**PROBLEM TO WORK ON:** Print every line below exactly as written, but leave the pictures behind.

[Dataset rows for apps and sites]
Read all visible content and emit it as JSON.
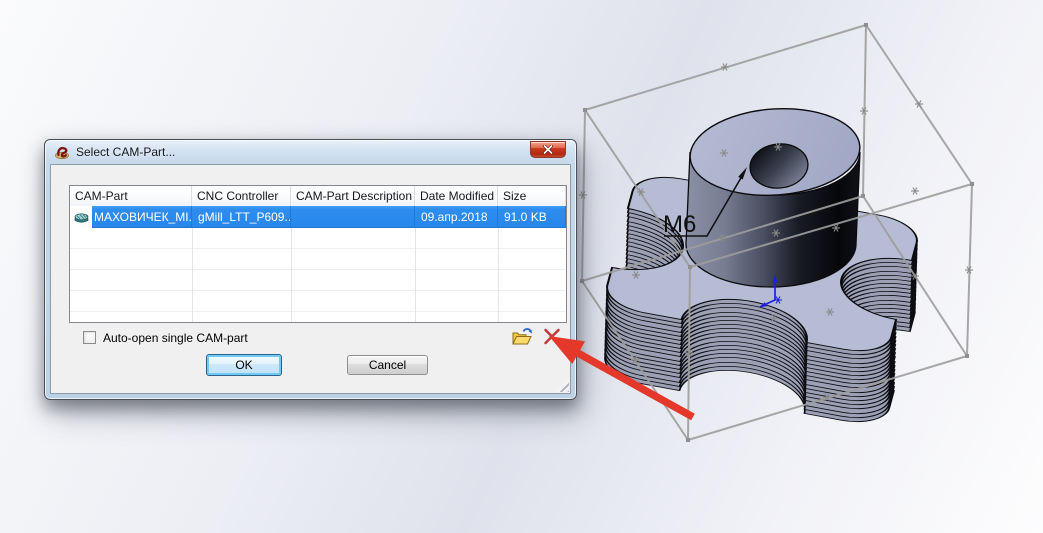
{
  "window": {
    "title": "Select CAM-Part..."
  },
  "table": {
    "columns": [
      "CAM-Part",
      "CNC Controller",
      "CAM-Part Description",
      "Date Modified",
      "Size"
    ],
    "row": {
      "cam_part": "МАХОВИЧЕК_MI...",
      "cnc_controller": "gMill_LTT_P609...",
      "cam_part_description": "",
      "date_modified": "09.апр.2018",
      "size": "91.0 KB"
    }
  },
  "options": {
    "auto_open_label": "Auto-open single CAM-part",
    "auto_open_checked": false
  },
  "actions": {
    "ok": "OK",
    "cancel": "Cancel"
  },
  "viewport": {
    "annotation": "M6"
  },
  "icons": {
    "app": "solidcam-logo",
    "row_part": "cam-part-icon",
    "open_folder": "open-folder-icon",
    "delete": "delete-x-icon",
    "close": "close-icon"
  },
  "colors": {
    "selection_blue": "#2E8DEF",
    "arrow_red": "#E4382B",
    "stock_box_gray": "#9B9B9B",
    "model_lavender": "#AEB4CE"
  }
}
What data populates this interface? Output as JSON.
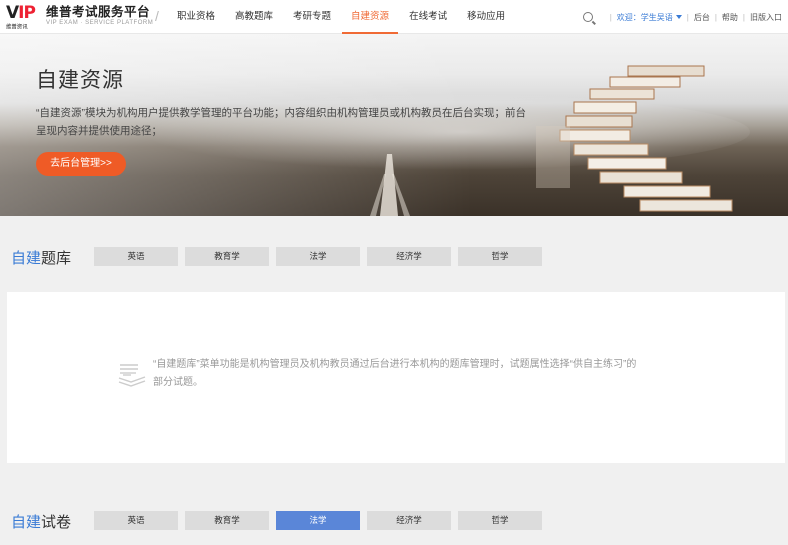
{
  "logo": {
    "mark_v": "V",
    "mark_ip": "IP",
    "small_text": "维普资讯",
    "name": "维普考试服务平台",
    "tagline": "VIP EXAM · SERVICE PLATFORM",
    "slash": "/"
  },
  "nav": {
    "items": [
      {
        "label": "职业资格",
        "active": false
      },
      {
        "label": "高教题库",
        "active": false
      },
      {
        "label": "考研专题",
        "active": false
      },
      {
        "label": "自建资源",
        "active": true
      },
      {
        "label": "在线考试",
        "active": false
      },
      {
        "label": "移动应用",
        "active": false
      }
    ]
  },
  "header_right": {
    "welcome": "欢迎：学生吴语",
    "backend": "后台",
    "help": "帮助",
    "old_version": "旧版入口",
    "sep": "|"
  },
  "banner": {
    "title": "自建资源",
    "description": "“自建资源”模块为机构用户提供教学管理的平台功能；内容组织由机构管理员或机构教员在后台实现；前台呈现内容并提供使用途径；",
    "button": "去后台管理>>"
  },
  "question_bank": {
    "title_hl": "自建",
    "title_rest": "题库",
    "tabs": [
      "英语",
      "教育学",
      "法学",
      "经济学",
      "哲学"
    ],
    "active_tab": -1,
    "notice": "“自建题库”菜单功能是机构管理员及机构教员通过后台进行本机构的题库管理时，试题属性选择“供自主练习”的部分试题。"
  },
  "exam_papers": {
    "title_hl": "自建",
    "title_rest": "试卷",
    "tabs": [
      "英语",
      "教育学",
      "法学",
      "经济学",
      "哲学"
    ],
    "active_tab": 2
  },
  "colors": {
    "accent_orange": "#ef5b26",
    "accent_blue": "#3a7bd5",
    "active_tab_blue": "#5a86d8"
  }
}
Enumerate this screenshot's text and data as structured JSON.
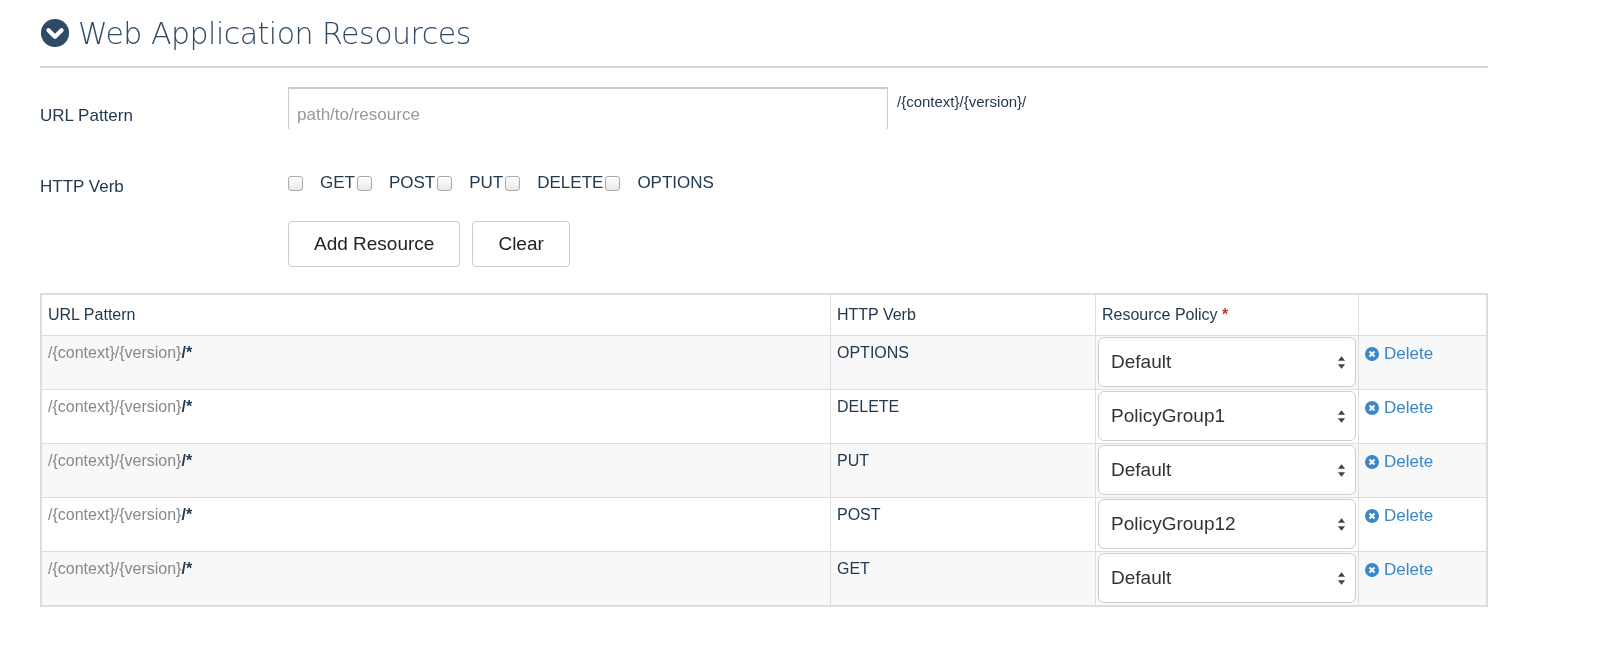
{
  "section": {
    "title": "Web Application Resources",
    "expanded": true
  },
  "form": {
    "url_label": "URL Pattern",
    "url_placeholder": "path/to/resource",
    "url_suffix": "/{context}/{version}/",
    "verb_label": "HTTP Verb",
    "verbs": [
      {
        "label": "GET",
        "checked": false
      },
      {
        "label": "POST",
        "checked": false
      },
      {
        "label": "PUT",
        "checked": false
      },
      {
        "label": "DELETE",
        "checked": false
      },
      {
        "label": "OPTIONS",
        "checked": false
      }
    ],
    "buttons": [
      "Add Resource",
      "Clear"
    ]
  },
  "table": {
    "columns": [
      "URL Pattern",
      "HTTP Verb",
      "Resource Policy"
    ],
    "required_mark": "*",
    "rows": [
      {
        "url_prefix": "/{context}/{version}",
        "url_suffix": "/*",
        "verb": "OPTIONS",
        "policy": "Default",
        "action": "Delete"
      },
      {
        "url_prefix": "/{context}/{version}",
        "url_suffix": "/*",
        "verb": "DELETE",
        "policy": "PolicyGroup1",
        "action": "Delete"
      },
      {
        "url_prefix": "/{context}/{version}",
        "url_suffix": "/*",
        "verb": "PUT",
        "policy": "Default",
        "action": "Delete"
      },
      {
        "url_prefix": "/{context}/{version}",
        "url_suffix": "/*",
        "verb": "POST",
        "policy": "PolicyGroup12",
        "action": "Delete"
      },
      {
        "url_prefix": "/{context}/{version}",
        "url_suffix": "/*",
        "verb": "GET",
        "policy": "Default",
        "action": "Delete"
      }
    ]
  }
}
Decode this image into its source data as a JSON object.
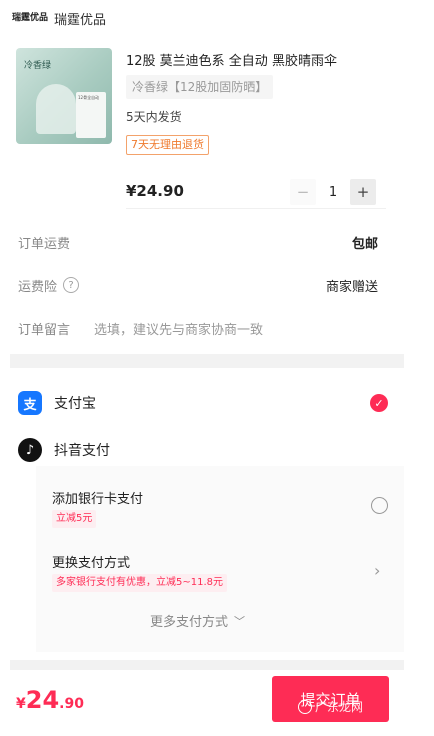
{
  "store": {
    "logo_text": "瑞霆优品",
    "name": "瑞霆优品"
  },
  "product": {
    "image_tag": "冷香绿",
    "image_card_text": "12骨全自动",
    "title": "12股 莫兰迪色系 全自动 黑胶晴雨伞",
    "sku": "冷香绿【12股加固防晒】",
    "shipping": "5天内发货",
    "return_badge": "7天无理由退货",
    "price": "¥24.90",
    "quantity": "1",
    "minus": "−",
    "plus": "+"
  },
  "order": {
    "freight_label": "订单运费",
    "freight_value": "包邮",
    "insurance_label": "运费险",
    "insurance_value": "商家赠送",
    "remark_label": "订单留言",
    "remark_placeholder": "选填，建议先与商家协商一致"
  },
  "payment": {
    "alipay_label": "支付宝",
    "alipay_icon": "alipay-icon",
    "douyin_label": "抖音支付",
    "douyin_icon": "douyin-icon",
    "bank_card_label": "添加银行卡支付",
    "bank_card_promo": "立减5元",
    "change_method_label": "更换支付方式",
    "change_method_promo": "多家银行支付有优惠，立减5~11.8元",
    "more_methods": "更多支付方式"
  },
  "footer": {
    "currency": "¥",
    "total_int": "24",
    "total_dec": ".90",
    "submit_label": "提交订单",
    "watermark": "广东龙网"
  },
  "colors": {
    "accent": "#fe2c55",
    "alipay": "#1677ff",
    "return_badge": "#ef7a2d"
  }
}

**COMPLETED EXERCISE:**
Read all visible content and emit it as JSON.
{
  "window": {
    "title": "Select CAM-Part..."
  },
  "table": {
    "columns": [
      "CAM-Part",
      "CNC Controller",
      "CAM-Part Description",
      "Date Modified",
      "Size"
    ],
    "row": {
      "cam_part": "МАХОВИЧЕК_MI...",
      "cnc_controller": "gMill_LTT_P609...",
      "cam_part_description": "",
      "date_modified": "09.апр.2018",
      "size": "91.0 KB"
    }
  },
  "options": {
    "auto_open_label": "Auto-open single CAM-part",
    "auto_open_checked": false
  },
  "actions": {
    "ok": "OK",
    "cancel": "Cancel"
  },
  "viewport": {
    "annotation": "M6"
  },
  "icons": {
    "app": "solidcam-logo",
    "row_part": "cam-part-icon",
    "open_folder": "open-folder-icon",
    "delete": "delete-x-icon",
    "close": "close-icon"
  },
  "colors": {
    "selection_blue": "#2E8DEF",
    "arrow_red": "#E4382B",
    "stock_box_gray": "#9B9B9B",
    "model_lavender": "#AEB4CE"
  }
}
What data populates this interface? Output as JSON.
{
  "logo": {
    "mark_v": "V",
    "mark_ip": "IP",
    "small_text": "维普资讯",
    "name": "维普考试服务平台",
    "tagline": "VIP EXAM · SERVICE PLATFORM",
    "slash": "/"
  },
  "nav": {
    "items": [
      {
        "label": "职业资格",
        "active": false
      },
      {
        "label": "高教题库",
        "active": false
      },
      {
        "label": "考研专题",
        "active": false
      },
      {
        "label": "自建资源",
        "active": true
      },
      {
        "label": "在线考试",
        "active": false
      },
      {
        "label": "移动应用",
        "active": false
      }
    ]
  },
  "header_right": {
    "welcome": "欢迎：学生吴语",
    "backend": "后台",
    "help": "帮助",
    "old_version": "旧版入口",
    "sep": "|"
  },
  "banner": {
    "title": "自建资源",
    "description": "“自建资源”模块为机构用户提供教学管理的平台功能；内容组织由机构管理员或机构教员在后台实现；前台呈现内容并提供使用途径；",
    "button": "去后台管理>>"
  },
  "question_bank": {
    "title_hl": "自建",
    "title_rest": "题库",
    "tabs": [
      "英语",
      "教育学",
      "法学",
      "经济学",
      "哲学"
    ],
    "active_tab": -1,
    "notice": "“自建题库”菜单功能是机构管理员及机构教员通过后台进行本机构的题库管理时，试题属性选择“供自主练习”的部分试题。"
  },
  "exam_papers": {
    "title_hl": "自建",
    "title_rest": "试卷",
    "tabs": [
      "英语",
      "教育学",
      "法学",
      "经济学",
      "哲学"
    ],
    "active_tab": 2
  },
  "colors": {
    "accent_orange": "#ef5b26",
    "accent_blue": "#3a7bd5",
    "active_tab_blue": "#5a86d8"
  }
}
Enumerate this screenshot's text and data as structured JSON.
{
  "section": {
    "title": "Web Application Resources",
    "expanded": true
  },
  "form": {
    "url_label": "URL Pattern",
    "url_placeholder": "path/to/resource",
    "url_suffix": "/{context}/{version}/",
    "verb_label": "HTTP Verb",
    "verbs": [
      {
        "label": "GET",
        "checked": false
      },
      {
        "label": "POST",
        "checked": false
      },
      {
        "label": "PUT",
        "checked": false
      },
      {
        "label": "DELETE",
        "checked": false
      },
      {
        "label": "OPTIONS",
        "checked": false
      }
    ],
    "buttons": [
      "Add Resource",
      "Clear"
    ]
  },
  "table": {
    "columns": [
      "URL Pattern",
      "HTTP Verb",
      "Resource Policy"
    ],
    "required_mark": "*",
    "rows": [
      {
        "url_prefix": "/{context}/{version}",
        "url_suffix": "/*",
        "verb": "OPTIONS",
        "policy": "Default",
        "action": "Delete"
      },
      {
        "url_prefix": "/{context}/{version}",
        "url_suffix": "/*",
        "verb": "DELETE",
        "policy": "PolicyGroup1",
        "action": "Delete"
      },
      {
        "url_prefix": "/{context}/{version}",
        "url_suffix": "/*",
        "verb": "PUT",
        "policy": "Default",
        "action": "Delete"
      },
      {
        "url_prefix": "/{context}/{version}",
        "url_suffix": "/*",
        "verb": "POST",
        "policy": "PolicyGroup12",
        "action": "Delete"
      },
      {
        "url_prefix": "/{context}/{version}",
        "url_suffix": "/*",
        "verb": "GET",
        "policy": "Default",
        "action": "Delete"
      }
    ]
  }
}
Decode this image into its source data as a JSON object.
{
  "store": {
    "logo_text": "瑞霆优品",
    "name": "瑞霆优品"
  },
  "product": {
    "image_tag": "冷香绿",
    "image_card_text": "12骨全自动",
    "title": "12股 莫兰迪色系 全自动 黑胶晴雨伞",
    "sku": "冷香绿【12股加固防晒】",
    "shipping": "5天内发货",
    "return_badge": "7天无理由退货",
    "price": "¥24.90",
    "quantity": "1",
    "minus": "−",
    "plus": "+"
  },
  "order": {
    "freight_label": "订单运费",
    "freight_value": "包邮",
    "insurance_label": "运费险",
    "insurance_value": "商家赠送",
    "remark_label": "订单留言",
    "remark_placeholder": "选填，建议先与商家协商一致"
  },
  "payment": {
    "alipay_label": "支付宝",
    "alipay_icon": "alipay-icon",
    "douyin_label": "抖音支付",
    "douyin_icon": "douyin-icon",
    "bank_card_label": "添加银行卡支付",
    "bank_card_promo": "立减5元",
    "change_method_label": "更换支付方式",
    "change_method_promo": "多家银行支付有优惠，立减5~11.8元",
    "more_methods": "更多支付方式"
  },
  "footer": {
    "currency": "¥",
    "total_int": "24",
    "total_dec": ".90",
    "submit_label": "提交订单",
    "watermark": "广东龙网"
  },
  "colors": {
    "accent": "#fe2c55",
    "alipay": "#1677ff",
    "return_badge": "#ef7a2d"
  }
}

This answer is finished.